All you can eat non-trail-food calories

The hot breakfast is amazing. For each day I’m at the hotel, I gorge myself on eggs, omelettes, and sausage.

After checking out, I sit in the lobby waiting for my packages to arrive. Two from Amazon, one from REI.

It’s not so bad, really.

Yesterday, I sent some gear home, shedding some unnecessary weight.

Today, I’m invigorated by the idea of less weight and new, more ideal gear.

So I sit in the lobby, showered, with clean clothes, heat, and WiFi.

Eventually the packages come.

My sleeping kit is...fantastic.

I’m actually quite excited to sleep in sub 40 degree whether tonight.

Packed up, I start the trek.

It’s going to take a while to get out of town; I need to get out of town before I have a chance at hitching.

I try anyway.

If people don’t know how to handle a hitchhiker on the open highway, they certainly have no concept of how to handle one walking past a Burger King.

On the way, I run across Jermaine headed back from lunch.
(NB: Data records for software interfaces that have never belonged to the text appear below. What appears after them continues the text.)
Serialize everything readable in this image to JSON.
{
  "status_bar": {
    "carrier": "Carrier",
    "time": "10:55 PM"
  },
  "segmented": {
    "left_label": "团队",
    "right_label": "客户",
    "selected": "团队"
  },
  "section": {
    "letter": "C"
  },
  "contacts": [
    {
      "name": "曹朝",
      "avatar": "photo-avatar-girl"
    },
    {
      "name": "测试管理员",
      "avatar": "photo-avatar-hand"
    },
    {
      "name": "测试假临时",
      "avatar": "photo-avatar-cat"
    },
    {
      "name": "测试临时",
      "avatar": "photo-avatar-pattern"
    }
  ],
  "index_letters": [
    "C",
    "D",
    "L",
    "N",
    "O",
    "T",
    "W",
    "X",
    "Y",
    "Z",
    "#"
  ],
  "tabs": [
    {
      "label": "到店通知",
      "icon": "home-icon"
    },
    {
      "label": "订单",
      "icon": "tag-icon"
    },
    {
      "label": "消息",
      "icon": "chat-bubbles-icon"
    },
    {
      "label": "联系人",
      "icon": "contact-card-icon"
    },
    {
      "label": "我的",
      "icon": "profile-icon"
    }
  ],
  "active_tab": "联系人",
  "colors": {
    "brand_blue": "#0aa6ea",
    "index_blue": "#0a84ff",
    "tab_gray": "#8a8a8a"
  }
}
I invite him again to come along, but he says, no, he needs to stay safe, particularly after his brain surgery. I blankly stare, unsure as to whether he’s kidding.

He leans his head over, and there’s a scar spanning the length of his head.

“What, you didn’t notice?”


Well, do what you gotta do. If you change your mind, I’ll be out there waiting for you.

I wonder if Jermaine was a different person before the surgery.
I wonder if it’s a sign

Eventually, I get to an open stretch of highway. No luck with the thumb.

I walk a little, and it’s quite dangerous. Very little clearance to walk, much less for my arm. If I had my arm stretched out, a car would take it right off as it raced by.

I keep walking.

Oh. A syringe. I should probably be careful where I step.

I finally hit a long stretch, about an hour down the road where it’s reasonable for a car to actually pull over and safe enough for me to stand.

A stand for about 10 minutes before someone stops.

A guy and his 4 children, on their way to Roosevelt Lake.

Me too!

Just, much slower than you.

They’re going to pick up an elk they shot the previous weekend.

They can only take me halfway. But that’s good enough.

The next hitch - I do remember his name, but let’s call him Randy.

He’s a thru-hiker as well, coming back from chopping down his Christmas tree.

He offers me an open beer.

It was a relatively short time to get back to the trail. I’m super thankful.

Most of the day has been spent waiting at for packages, walking out of town, and hitching 30+ miles, but there’s still some daylight left.

About 3 miles on the trail, it’s time to make camp. I find the perfect spot right next to some cows.

What’s up cows.

I’m going to chill here with you tonight.

They stare.